[Start of Attachment]

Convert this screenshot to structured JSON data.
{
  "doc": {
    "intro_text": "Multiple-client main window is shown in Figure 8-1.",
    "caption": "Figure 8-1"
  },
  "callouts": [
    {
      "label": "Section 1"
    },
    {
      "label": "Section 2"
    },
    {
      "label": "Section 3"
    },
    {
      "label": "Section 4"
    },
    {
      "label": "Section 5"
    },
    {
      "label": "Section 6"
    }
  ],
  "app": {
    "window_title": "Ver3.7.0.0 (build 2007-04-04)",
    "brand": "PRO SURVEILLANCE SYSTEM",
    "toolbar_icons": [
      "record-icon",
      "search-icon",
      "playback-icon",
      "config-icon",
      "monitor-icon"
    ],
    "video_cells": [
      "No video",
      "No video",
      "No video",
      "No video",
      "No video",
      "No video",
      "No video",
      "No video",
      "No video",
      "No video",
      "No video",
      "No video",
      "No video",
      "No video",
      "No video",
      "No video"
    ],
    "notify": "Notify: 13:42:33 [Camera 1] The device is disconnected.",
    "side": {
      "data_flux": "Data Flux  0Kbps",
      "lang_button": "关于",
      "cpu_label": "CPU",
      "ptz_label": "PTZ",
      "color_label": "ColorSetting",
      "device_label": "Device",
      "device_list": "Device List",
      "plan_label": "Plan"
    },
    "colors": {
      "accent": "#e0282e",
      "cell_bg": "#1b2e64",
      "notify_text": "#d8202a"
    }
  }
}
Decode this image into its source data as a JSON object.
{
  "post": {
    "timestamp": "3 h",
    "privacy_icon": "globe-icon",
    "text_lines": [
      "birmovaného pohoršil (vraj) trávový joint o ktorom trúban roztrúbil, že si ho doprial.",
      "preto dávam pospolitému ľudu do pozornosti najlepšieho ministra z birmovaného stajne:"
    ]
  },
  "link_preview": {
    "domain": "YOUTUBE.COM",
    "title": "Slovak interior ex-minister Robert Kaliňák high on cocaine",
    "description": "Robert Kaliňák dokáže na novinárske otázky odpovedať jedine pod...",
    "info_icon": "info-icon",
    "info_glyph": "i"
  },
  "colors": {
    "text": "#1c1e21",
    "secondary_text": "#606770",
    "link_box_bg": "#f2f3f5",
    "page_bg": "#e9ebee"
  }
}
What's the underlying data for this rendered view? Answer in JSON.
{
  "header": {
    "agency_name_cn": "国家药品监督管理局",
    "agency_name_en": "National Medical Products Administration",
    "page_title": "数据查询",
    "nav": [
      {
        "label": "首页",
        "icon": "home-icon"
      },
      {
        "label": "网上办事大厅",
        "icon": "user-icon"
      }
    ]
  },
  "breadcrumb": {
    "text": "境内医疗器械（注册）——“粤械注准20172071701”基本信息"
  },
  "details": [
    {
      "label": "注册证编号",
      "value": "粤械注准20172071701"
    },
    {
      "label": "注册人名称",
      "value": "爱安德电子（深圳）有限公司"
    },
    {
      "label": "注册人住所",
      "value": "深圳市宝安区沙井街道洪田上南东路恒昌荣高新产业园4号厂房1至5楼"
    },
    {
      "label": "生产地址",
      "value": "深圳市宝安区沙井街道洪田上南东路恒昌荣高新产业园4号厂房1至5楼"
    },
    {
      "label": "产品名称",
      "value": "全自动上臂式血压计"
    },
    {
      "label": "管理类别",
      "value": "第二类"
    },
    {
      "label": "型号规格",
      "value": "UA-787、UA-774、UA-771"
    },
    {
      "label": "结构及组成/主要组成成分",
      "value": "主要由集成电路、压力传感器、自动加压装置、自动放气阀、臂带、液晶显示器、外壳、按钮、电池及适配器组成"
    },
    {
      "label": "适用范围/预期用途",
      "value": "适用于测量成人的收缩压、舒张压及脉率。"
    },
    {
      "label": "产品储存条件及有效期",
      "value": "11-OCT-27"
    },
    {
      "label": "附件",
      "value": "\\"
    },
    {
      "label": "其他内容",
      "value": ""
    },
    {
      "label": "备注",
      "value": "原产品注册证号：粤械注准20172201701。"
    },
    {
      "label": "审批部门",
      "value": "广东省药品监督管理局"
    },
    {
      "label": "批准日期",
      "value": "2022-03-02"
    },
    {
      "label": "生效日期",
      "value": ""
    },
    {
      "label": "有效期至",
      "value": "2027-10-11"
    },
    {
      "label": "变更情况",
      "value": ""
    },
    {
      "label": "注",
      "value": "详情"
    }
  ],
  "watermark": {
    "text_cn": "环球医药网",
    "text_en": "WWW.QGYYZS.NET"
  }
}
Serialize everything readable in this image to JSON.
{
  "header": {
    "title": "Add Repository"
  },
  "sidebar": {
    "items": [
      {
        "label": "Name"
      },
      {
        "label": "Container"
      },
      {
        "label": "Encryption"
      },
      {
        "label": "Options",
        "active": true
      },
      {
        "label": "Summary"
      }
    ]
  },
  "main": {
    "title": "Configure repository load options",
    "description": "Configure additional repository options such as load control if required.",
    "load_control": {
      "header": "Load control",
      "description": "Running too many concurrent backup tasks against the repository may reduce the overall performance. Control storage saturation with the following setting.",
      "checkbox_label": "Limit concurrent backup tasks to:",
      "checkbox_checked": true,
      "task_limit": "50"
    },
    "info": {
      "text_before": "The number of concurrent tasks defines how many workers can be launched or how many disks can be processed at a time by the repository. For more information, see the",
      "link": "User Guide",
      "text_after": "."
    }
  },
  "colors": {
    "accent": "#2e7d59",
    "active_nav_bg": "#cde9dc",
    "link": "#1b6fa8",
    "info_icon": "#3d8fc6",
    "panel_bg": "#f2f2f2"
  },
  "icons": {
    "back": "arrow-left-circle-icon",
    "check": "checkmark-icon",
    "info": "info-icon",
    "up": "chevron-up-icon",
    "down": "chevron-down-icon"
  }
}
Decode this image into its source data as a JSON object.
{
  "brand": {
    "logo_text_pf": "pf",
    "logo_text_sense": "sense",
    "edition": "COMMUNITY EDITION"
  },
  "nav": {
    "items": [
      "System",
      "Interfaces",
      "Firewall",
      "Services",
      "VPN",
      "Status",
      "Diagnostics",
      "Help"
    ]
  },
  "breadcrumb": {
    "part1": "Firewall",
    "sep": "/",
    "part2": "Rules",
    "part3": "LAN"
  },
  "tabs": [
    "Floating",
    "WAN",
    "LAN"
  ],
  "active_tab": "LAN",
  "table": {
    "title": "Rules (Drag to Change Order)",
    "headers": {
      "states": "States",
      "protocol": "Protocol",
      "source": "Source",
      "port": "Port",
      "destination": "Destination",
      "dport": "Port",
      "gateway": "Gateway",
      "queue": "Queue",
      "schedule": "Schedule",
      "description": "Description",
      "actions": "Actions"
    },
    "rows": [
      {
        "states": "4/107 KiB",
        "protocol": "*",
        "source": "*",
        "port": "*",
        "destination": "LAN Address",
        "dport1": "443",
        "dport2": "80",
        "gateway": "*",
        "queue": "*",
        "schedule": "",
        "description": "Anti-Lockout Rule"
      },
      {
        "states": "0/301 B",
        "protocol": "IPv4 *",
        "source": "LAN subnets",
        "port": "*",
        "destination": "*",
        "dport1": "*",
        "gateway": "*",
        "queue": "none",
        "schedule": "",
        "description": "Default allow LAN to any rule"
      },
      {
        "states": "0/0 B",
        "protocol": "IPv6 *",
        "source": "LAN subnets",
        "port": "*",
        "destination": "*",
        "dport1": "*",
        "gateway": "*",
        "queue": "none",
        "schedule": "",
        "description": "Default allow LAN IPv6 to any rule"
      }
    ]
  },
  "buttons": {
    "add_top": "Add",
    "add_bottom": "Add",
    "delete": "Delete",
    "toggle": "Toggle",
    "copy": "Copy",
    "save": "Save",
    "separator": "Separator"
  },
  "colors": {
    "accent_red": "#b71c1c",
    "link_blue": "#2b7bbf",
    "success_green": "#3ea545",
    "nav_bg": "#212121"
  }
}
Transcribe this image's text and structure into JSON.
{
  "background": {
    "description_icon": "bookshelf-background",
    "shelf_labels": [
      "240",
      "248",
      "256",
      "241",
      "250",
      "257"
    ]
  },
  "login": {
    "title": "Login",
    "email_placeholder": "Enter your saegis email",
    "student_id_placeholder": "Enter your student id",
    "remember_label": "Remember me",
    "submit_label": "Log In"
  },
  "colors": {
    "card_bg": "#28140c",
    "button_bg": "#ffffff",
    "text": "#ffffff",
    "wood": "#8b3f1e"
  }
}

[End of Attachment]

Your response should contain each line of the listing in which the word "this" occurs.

> Output
Convert this screenshot to structured JSON data.
Decode this image into its source data as a JSON object.
What's the underlying data for this rendered view? Answer in JSON.
Serialize everything readable in this image to JSON.
Decode this image into its source data as a JSON object.
Transcribe this image's text and structure into JSON.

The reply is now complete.